**Data**
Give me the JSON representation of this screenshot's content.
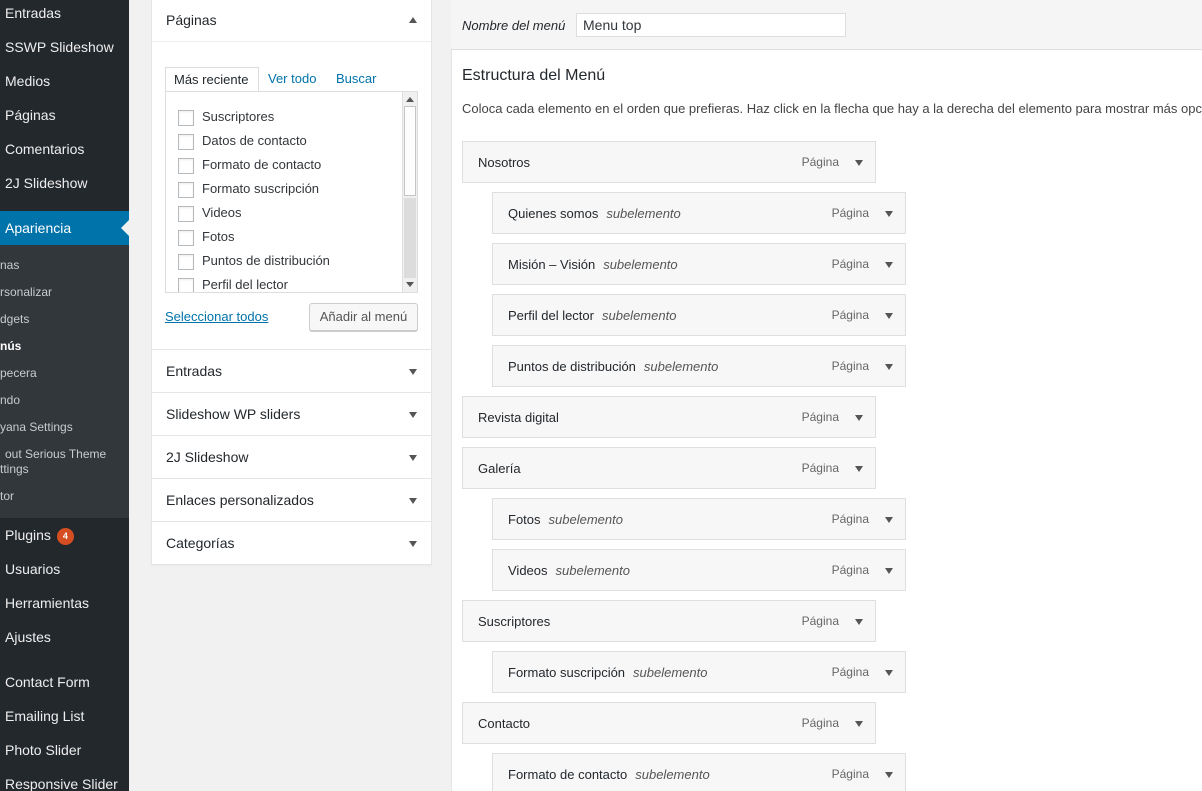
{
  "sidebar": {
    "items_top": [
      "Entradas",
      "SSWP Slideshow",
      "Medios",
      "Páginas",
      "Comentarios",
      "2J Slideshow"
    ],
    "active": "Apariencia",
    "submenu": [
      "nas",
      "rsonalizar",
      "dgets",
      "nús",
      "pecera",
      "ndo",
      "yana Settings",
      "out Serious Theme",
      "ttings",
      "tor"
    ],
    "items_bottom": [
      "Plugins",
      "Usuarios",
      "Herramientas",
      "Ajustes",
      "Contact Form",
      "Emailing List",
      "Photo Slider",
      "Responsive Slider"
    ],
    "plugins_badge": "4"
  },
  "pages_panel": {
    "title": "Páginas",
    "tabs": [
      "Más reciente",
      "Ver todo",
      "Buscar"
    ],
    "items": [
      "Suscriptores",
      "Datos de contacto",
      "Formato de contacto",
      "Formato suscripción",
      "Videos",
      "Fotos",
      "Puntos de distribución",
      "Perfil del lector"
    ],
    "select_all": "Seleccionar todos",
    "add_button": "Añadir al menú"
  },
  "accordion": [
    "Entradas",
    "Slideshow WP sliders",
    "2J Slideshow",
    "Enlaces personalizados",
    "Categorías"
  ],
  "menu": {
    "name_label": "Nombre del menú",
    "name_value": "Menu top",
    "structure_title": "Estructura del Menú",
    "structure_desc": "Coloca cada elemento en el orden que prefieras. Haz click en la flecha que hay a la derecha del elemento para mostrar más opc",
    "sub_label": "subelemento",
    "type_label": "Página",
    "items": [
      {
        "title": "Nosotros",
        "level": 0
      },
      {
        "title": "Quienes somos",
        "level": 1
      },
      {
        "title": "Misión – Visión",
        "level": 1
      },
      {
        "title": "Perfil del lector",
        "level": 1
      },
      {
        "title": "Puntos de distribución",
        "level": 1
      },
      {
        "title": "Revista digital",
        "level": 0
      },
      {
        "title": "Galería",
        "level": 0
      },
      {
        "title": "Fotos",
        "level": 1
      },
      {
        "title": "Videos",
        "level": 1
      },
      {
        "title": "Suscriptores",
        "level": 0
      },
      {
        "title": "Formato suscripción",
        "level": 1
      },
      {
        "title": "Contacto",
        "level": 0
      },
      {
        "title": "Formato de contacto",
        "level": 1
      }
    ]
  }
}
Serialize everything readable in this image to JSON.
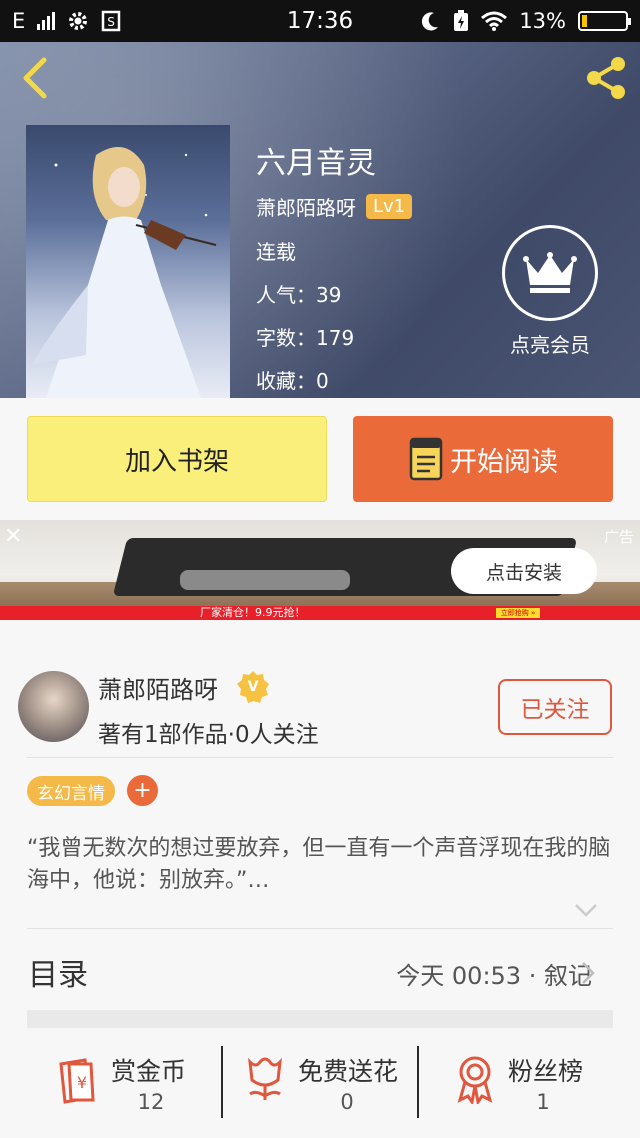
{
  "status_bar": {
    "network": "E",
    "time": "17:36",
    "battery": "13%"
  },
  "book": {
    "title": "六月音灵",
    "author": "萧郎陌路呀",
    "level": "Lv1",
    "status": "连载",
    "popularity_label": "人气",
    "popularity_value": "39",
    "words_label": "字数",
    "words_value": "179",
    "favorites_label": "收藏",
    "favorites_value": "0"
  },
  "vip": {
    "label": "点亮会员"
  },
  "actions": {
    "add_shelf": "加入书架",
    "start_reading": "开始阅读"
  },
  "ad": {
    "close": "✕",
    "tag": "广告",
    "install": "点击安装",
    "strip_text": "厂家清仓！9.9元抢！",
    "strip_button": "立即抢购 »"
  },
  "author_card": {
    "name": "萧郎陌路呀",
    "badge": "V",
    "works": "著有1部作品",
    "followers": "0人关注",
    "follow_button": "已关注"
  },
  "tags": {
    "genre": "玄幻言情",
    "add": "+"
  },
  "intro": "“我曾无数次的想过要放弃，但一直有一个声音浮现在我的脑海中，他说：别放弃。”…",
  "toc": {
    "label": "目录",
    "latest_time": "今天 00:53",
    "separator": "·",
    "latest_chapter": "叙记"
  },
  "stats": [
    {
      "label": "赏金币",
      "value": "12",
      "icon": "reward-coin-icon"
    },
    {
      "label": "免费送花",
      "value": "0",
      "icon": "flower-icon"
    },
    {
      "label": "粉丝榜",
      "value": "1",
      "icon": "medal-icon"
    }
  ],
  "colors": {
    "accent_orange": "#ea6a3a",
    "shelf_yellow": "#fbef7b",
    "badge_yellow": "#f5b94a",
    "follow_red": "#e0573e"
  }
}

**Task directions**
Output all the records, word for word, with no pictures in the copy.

**Solution to this task**
Give me the JSON representation of this screenshot's content.
{
  "sidebar": {
    "items_top": [
      "Entradas",
      "SSWP Slideshow",
      "Medios",
      "Páginas",
      "Comentarios",
      "2J Slideshow"
    ],
    "active": "Apariencia",
    "submenu": [
      "nas",
      "rsonalizar",
      "dgets",
      "nús",
      "pecera",
      "ndo",
      "yana Settings",
      "out Serious Theme",
      "ttings",
      "tor"
    ],
    "items_bottom": [
      "Plugins",
      "Usuarios",
      "Herramientas",
      "Ajustes",
      "Contact Form",
      "Emailing List",
      "Photo Slider",
      "Responsive Slider"
    ],
    "plugins_badge": "4"
  },
  "pages_panel": {
    "title": "Páginas",
    "tabs": [
      "Más reciente",
      "Ver todo",
      "Buscar"
    ],
    "items": [
      "Suscriptores",
      "Datos de contacto",
      "Formato de contacto",
      "Formato suscripción",
      "Videos",
      "Fotos",
      "Puntos de distribución",
      "Perfil del lector"
    ],
    "select_all": "Seleccionar todos",
    "add_button": "Añadir al menú"
  },
  "accordion": [
    "Entradas",
    "Slideshow WP sliders",
    "2J Slideshow",
    "Enlaces personalizados",
    "Categorías"
  ],
  "menu": {
    "name_label": "Nombre del menú",
    "name_value": "Menu top",
    "structure_title": "Estructura del Menú",
    "structure_desc": "Coloca cada elemento en el orden que prefieras. Haz click en la flecha que hay a la derecha del elemento para mostrar más opc",
    "sub_label": "subelemento",
    "type_label": "Página",
    "items": [
      {
        "title": "Nosotros",
        "level": 0
      },
      {
        "title": "Quienes somos",
        "level": 1
      },
      {
        "title": "Misión – Visión",
        "level": 1
      },
      {
        "title": "Perfil del lector",
        "level": 1
      },
      {
        "title": "Puntos de distribución",
        "level": 1
      },
      {
        "title": "Revista digital",
        "level": 0
      },
      {
        "title": "Galería",
        "level": 0
      },
      {
        "title": "Fotos",
        "level": 1
      },
      {
        "title": "Videos",
        "level": 1
      },
      {
        "title": "Suscriptores",
        "level": 0
      },
      {
        "title": "Formato suscripción",
        "level": 1
      },
      {
        "title": "Contacto",
        "level": 0
      },
      {
        "title": "Formato de contacto",
        "level": 1
      }
    ]
  }
}
Serialize everything readable in this image to JSON.
{
  "status_bar": {
    "network": "E",
    "time": "17:36",
    "battery": "13%"
  },
  "book": {
    "title": "六月音灵",
    "author": "萧郎陌路呀",
    "level": "Lv1",
    "status": "连载",
    "popularity_label": "人气",
    "popularity_value": "39",
    "words_label": "字数",
    "words_value": "179",
    "favorites_label": "收藏",
    "favorites_value": "0"
  },
  "vip": {
    "label": "点亮会员"
  },
  "actions": {
    "add_shelf": "加入书架",
    "start_reading": "开始阅读"
  },
  "ad": {
    "close": "✕",
    "tag": "广告",
    "install": "点击安装",
    "strip_text": "厂家清仓！9.9元抢！",
    "strip_button": "立即抢购 »"
  },
  "author_card": {
    "name": "萧郎陌路呀",
    "badge": "V",
    "works": "著有1部作品",
    "followers": "0人关注",
    "follow_button": "已关注"
  },
  "tags": {
    "genre": "玄幻言情",
    "add": "+"
  },
  "intro": "“我曾无数次的想过要放弃，但一直有一个声音浮现在我的脑海中，他说：别放弃。”…",
  "toc": {
    "label": "目录",
    "latest_time": "今天 00:53",
    "separator": "·",
    "latest_chapter": "叙记"
  },
  "stats": [
    {
      "label": "赏金币",
      "value": "12",
      "icon": "reward-coin-icon"
    },
    {
      "label": "免费送花",
      "value": "0",
      "icon": "flower-icon"
    },
    {
      "label": "粉丝榜",
      "value": "1",
      "icon": "medal-icon"
    }
  ],
  "colors": {
    "accent_orange": "#ea6a3a",
    "shelf_yellow": "#fbef7b",
    "badge_yellow": "#f5b94a",
    "follow_red": "#e0573e"
  }
}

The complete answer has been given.